**Data supplied**
▬▬▬

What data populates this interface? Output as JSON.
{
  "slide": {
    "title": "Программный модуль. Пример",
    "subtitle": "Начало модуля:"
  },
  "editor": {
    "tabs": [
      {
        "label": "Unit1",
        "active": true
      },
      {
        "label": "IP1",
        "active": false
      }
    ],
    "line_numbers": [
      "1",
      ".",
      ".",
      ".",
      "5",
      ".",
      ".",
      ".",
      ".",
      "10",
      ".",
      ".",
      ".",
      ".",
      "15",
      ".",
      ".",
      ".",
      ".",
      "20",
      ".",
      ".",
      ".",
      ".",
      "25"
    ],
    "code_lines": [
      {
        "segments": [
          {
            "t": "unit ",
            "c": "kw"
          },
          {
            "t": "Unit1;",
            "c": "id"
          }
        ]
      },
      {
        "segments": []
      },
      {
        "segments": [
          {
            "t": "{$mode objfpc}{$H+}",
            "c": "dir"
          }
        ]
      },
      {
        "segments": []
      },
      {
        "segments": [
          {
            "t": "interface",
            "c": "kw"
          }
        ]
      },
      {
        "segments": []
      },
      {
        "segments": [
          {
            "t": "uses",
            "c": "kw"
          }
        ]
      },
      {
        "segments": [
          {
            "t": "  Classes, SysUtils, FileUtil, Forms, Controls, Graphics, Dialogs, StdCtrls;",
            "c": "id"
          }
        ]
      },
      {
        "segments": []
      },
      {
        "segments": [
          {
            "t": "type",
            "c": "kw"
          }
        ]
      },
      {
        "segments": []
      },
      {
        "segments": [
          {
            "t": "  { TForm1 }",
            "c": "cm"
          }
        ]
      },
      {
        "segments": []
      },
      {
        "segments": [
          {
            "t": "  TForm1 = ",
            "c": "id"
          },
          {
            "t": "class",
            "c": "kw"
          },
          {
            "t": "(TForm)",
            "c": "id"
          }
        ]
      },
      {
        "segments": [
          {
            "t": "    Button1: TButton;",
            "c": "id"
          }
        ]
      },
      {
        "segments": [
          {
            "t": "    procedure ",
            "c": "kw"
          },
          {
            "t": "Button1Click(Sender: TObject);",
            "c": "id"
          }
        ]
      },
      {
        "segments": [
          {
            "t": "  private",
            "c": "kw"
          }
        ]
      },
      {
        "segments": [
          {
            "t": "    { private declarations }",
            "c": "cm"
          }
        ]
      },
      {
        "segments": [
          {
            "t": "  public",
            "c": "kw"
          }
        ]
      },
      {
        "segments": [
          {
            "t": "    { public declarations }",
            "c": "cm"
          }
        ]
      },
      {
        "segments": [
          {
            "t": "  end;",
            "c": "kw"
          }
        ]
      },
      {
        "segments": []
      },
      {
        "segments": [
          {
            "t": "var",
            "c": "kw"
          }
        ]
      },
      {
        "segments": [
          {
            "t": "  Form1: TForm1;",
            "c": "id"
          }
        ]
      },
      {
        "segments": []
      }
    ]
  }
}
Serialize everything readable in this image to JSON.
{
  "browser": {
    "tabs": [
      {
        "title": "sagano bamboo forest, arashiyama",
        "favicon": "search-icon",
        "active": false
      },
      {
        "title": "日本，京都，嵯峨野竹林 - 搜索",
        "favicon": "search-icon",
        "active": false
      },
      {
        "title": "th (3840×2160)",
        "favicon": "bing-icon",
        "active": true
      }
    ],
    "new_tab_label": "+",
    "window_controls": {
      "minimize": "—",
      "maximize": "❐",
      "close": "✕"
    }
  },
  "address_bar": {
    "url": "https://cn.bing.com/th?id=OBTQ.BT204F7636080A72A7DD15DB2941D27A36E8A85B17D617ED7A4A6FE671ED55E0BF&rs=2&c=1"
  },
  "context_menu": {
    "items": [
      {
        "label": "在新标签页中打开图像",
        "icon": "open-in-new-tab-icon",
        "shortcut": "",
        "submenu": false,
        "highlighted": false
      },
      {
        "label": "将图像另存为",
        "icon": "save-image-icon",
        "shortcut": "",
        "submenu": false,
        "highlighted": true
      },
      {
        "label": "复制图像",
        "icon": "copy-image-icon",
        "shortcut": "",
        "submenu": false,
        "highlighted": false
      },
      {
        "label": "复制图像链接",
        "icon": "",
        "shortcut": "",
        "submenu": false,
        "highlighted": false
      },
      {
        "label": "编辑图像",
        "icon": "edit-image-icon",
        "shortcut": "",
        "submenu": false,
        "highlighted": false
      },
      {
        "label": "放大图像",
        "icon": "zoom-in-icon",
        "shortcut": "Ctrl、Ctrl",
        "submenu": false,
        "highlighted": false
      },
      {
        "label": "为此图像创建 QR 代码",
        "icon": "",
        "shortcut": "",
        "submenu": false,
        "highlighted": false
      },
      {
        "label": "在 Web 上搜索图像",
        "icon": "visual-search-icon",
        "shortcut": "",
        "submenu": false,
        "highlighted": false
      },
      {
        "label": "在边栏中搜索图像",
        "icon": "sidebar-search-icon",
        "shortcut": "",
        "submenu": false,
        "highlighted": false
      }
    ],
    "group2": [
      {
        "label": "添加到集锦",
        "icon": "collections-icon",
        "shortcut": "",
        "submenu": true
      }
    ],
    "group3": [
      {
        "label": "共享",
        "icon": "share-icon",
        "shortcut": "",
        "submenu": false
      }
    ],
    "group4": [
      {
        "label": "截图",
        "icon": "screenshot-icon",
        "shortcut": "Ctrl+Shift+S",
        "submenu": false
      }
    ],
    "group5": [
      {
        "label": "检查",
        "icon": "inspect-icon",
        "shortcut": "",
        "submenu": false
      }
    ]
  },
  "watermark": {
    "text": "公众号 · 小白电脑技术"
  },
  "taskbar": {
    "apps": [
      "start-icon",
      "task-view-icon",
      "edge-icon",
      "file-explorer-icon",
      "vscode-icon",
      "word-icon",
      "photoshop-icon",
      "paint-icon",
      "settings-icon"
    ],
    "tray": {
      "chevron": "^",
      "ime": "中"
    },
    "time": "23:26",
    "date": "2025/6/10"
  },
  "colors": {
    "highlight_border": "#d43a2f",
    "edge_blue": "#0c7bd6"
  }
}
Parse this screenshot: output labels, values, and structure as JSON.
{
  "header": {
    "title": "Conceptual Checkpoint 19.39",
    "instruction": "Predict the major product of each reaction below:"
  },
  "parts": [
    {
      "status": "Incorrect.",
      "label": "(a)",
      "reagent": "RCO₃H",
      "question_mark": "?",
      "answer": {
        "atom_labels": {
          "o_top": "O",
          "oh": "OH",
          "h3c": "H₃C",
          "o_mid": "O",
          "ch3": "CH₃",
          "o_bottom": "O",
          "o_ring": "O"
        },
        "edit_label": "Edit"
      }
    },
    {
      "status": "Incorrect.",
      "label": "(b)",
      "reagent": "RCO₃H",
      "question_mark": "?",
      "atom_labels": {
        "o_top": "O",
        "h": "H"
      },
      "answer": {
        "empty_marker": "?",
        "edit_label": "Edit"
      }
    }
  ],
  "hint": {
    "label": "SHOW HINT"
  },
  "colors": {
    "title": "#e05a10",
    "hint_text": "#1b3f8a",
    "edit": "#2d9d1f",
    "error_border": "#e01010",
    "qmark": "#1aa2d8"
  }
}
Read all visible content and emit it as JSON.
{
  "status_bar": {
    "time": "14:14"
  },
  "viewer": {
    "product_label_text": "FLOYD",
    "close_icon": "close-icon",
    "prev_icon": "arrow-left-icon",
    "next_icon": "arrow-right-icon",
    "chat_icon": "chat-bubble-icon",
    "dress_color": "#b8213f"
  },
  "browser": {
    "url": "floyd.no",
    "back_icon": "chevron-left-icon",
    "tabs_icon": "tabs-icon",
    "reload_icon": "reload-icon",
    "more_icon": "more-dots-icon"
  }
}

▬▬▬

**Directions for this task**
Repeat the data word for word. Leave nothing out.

**Reply to the exercise**
What data populates this interface? Output as JSON.
{
  "slide": {
    "title": "Программный модуль. Пример",
    "subtitle": "Начало модуля:"
  },
  "editor": {
    "tabs": [
      {
        "label": "Unit1",
        "active": true
      },
      {
        "label": "IP1",
        "active": false
      }
    ],
    "line_numbers": [
      "1",
      ".",
      ".",
      ".",
      "5",
      ".",
      ".",
      ".",
      ".",
      "10",
      ".",
      ".",
      ".",
      ".",
      "15",
      ".",
      ".",
      ".",
      ".",
      "20",
      ".",
      ".",
      ".",
      ".",
      "25"
    ],
    "code_lines": [
      {
        "segments": [
          {
            "t": "unit ",
            "c": "kw"
          },
          {
            "t": "Unit1;",
            "c": "id"
          }
        ]
      },
      {
        "segments": []
      },
      {
        "segments": [
          {
            "t": "{$mode objfpc}{$H+}",
            "c": "dir"
          }
        ]
      },
      {
        "segments": []
      },
      {
        "segments": [
          {
            "t": "interface",
            "c": "kw"
          }
        ]
      },
      {
        "segments": []
      },
      {
        "segments": [
          {
            "t": "uses",
            "c": "kw"
          }
        ]
      },
      {
        "segments": [
          {
            "t": "  Classes, SysUtils, FileUtil, Forms, Controls, Graphics, Dialogs, StdCtrls;",
            "c": "id"
          }
        ]
      },
      {
        "segments": []
      },
      {
        "segments": [
          {
            "t": "type",
            "c": "kw"
          }
        ]
      },
      {
        "segments": []
      },
      {
        "segments": [
          {
            "t": "  { TForm1 }",
            "c": "cm"
          }
        ]
      },
      {
        "segments": []
      },
      {
        "segments": [
          {
            "t": "  TForm1 = ",
            "c": "id"
          },
          {
            "t": "class",
            "c": "kw"
          },
          {
            "t": "(TForm)",
            "c": "id"
          }
        ]
      },
      {
        "segments": [
          {
            "t": "    Button1: TButton;",
            "c": "id"
          }
        ]
      },
      {
        "segments": [
          {
            "t": "    procedure ",
            "c": "kw"
          },
          {
            "t": "Button1Click(Sender: TObject);",
            "c": "id"
          }
        ]
      },
      {
        "segments": [
          {
            "t": "  private",
            "c": "kw"
          }
        ]
      },
      {
        "segments": [
          {
            "t": "    { private declarations }",
            "c": "cm"
          }
        ]
      },
      {
        "segments": [
          {
            "t": "  public",
            "c": "kw"
          }
        ]
      },
      {
        "segments": [
          {
            "t": "    { public declarations }",
            "c": "cm"
          }
        ]
      },
      {
        "segments": [
          {
            "t": "  end;",
            "c": "kw"
          }
        ]
      },
      {
        "segments": []
      },
      {
        "segments": [
          {
            "t": "var",
            "c": "kw"
          }
        ]
      },
      {
        "segments": [
          {
            "t": "  Form1: TForm1;",
            "c": "id"
          }
        ]
      },
      {
        "segments": []
      }
    ]
  }
}
Serialize everything readable in this image to JSON.
{
  "browser": {
    "tabs": [
      {
        "title": "sagano bamboo forest, arashiyama",
        "favicon": "search-icon",
        "active": false
      },
      {
        "title": "日本，京都，嵯峨野竹林 - 搜索",
        "favicon": "search-icon",
        "active": false
      },
      {
        "title": "th (3840×2160)",
        "favicon": "bing-icon",
        "active": true
      }
    ],
    "new_tab_label": "+",
    "window_controls": {
      "minimize": "—",
      "maximize": "❐",
      "close": "✕"
    }
  },
  "address_bar": {
    "url": "https://cn.bing.com/th?id=OBTQ.BT204F7636080A72A7DD15DB2941D27A36E8A85B17D617ED7A4A6FE671ED55E0BF&rs=2&c=1"
  },
  "context_menu": {
    "items": [
      {
        "label": "在新标签页中打开图像",
        "icon": "open-in-new-tab-icon",
        "shortcut": "",
        "submenu": false,
        "highlighted": false
      },
      {
        "label": "将图像另存为",
        "icon": "save-image-icon",
        "shortcut": "",
        "submenu": false,
        "highlighted": true
      },
      {
        "label": "复制图像",
        "icon": "copy-image-icon",
        "shortcut": "",
        "submenu": false,
        "highlighted": false
      },
      {
        "label": "复制图像链接",
        "icon": "",
        "shortcut": "",
        "submenu": false,
        "highlighted": false
      },
      {
        "label": "编辑图像",
        "icon": "edit-image-icon",
        "shortcut": "",
        "submenu": false,
        "highlighted": false
      },
      {
        "label": "放大图像",
        "icon": "zoom-in-icon",
        "shortcut": "Ctrl、Ctrl",
        "submenu": false,
        "highlighted": false
      },
      {
        "label": "为此图像创建 QR 代码",
        "icon": "",
        "shortcut": "",
        "submenu": false,
        "highlighted": false
      },
      {
        "label": "在 Web 上搜索图像",
        "icon": "visual-search-icon",
        "shortcut": "",
        "submenu": false,
        "highlighted": false
      },
      {
        "label": "在边栏中搜索图像",
        "icon": "sidebar-search-icon",
        "shortcut": "",
        "submenu": false,
        "highlighted": false
      }
    ],
    "group2": [
      {
        "label": "添加到集锦",
        "icon": "collections-icon",
        "shortcut": "",
        "submenu": true
      }
    ],
    "group3": [
      {
        "label": "共享",
        "icon": "share-icon",
        "shortcut": "",
        "submenu": false
      }
    ],
    "group4": [
      {
        "label": "截图",
        "icon": "screenshot-icon",
        "shortcut": "Ctrl+Shift+S",
        "submenu": false
      }
    ],
    "group5": [
      {
        "label": "检查",
        "icon": "inspect-icon",
        "shortcut": "",
        "submenu": false
      }
    ]
  },
  "watermark": {
    "text": "公众号 · 小白电脑技术"
  },
  "taskbar": {
    "apps": [
      "start-icon",
      "task-view-icon",
      "edge-icon",
      "file-explorer-icon",
      "vscode-icon",
      "word-icon",
      "photoshop-icon",
      "paint-icon",
      "settings-icon"
    ],
    "tray": {
      "chevron": "^",
      "ime": "中"
    },
    "time": "23:26",
    "date": "2025/6/10"
  },
  "colors": {
    "highlight_border": "#d43a2f",
    "edge_blue": "#0c7bd6"
  }
}
Parse this screenshot: output labels, values, and structure as JSON.
{
  "header": {
    "title": "Conceptual Checkpoint 19.39",
    "instruction": "Predict the major product of each reaction below:"
  },
  "parts": [
    {
      "status": "Incorrect.",
      "label": "(a)",
      "reagent": "RCO₃H",
      "question_mark": "?",
      "answer": {
        "atom_labels": {
          "o_top": "O",
          "oh": "OH",
          "h3c": "H₃C",
          "o_mid": "O",
          "ch3": "CH₃",
          "o_bottom": "O",
          "o_ring": "O"
        },
        "edit_label": "Edit"
      }
    },
    {
      "status": "Incorrect.",
      "label": "(b)",
      "reagent": "RCO₃H",
      "question_mark": "?",
      "atom_labels": {
        "o_top": "O",
        "h": "H"
      },
      "answer": {
        "empty_marker": "?",
        "edit_label": "Edit"
      }
    }
  ],
  "hint": {
    "label": "SHOW HINT"
  },
  "colors": {
    "title": "#e05a10",
    "hint_text": "#1b3f8a",
    "edit": "#2d9d1f",
    "error_border": "#e01010",
    "qmark": "#1aa2d8"
  }
}
Read all visible content and emit it as JSON.
{
  "status_bar": {
    "time": "14:14"
  },
  "viewer": {
    "product_label_text": "FLOYD",
    "close_icon": "close-icon",
    "prev_icon": "arrow-left-icon",
    "next_icon": "arrow-right-icon",
    "chat_icon": "chat-bubble-icon",
    "dress_color": "#b8213f"
  },
  "browser": {
    "url": "floyd.no",
    "back_icon": "chevron-left-icon",
    "tabs_icon": "tabs-icon",
    "reload_icon": "reload-icon",
    "more_icon": "more-dots-icon"
  }
}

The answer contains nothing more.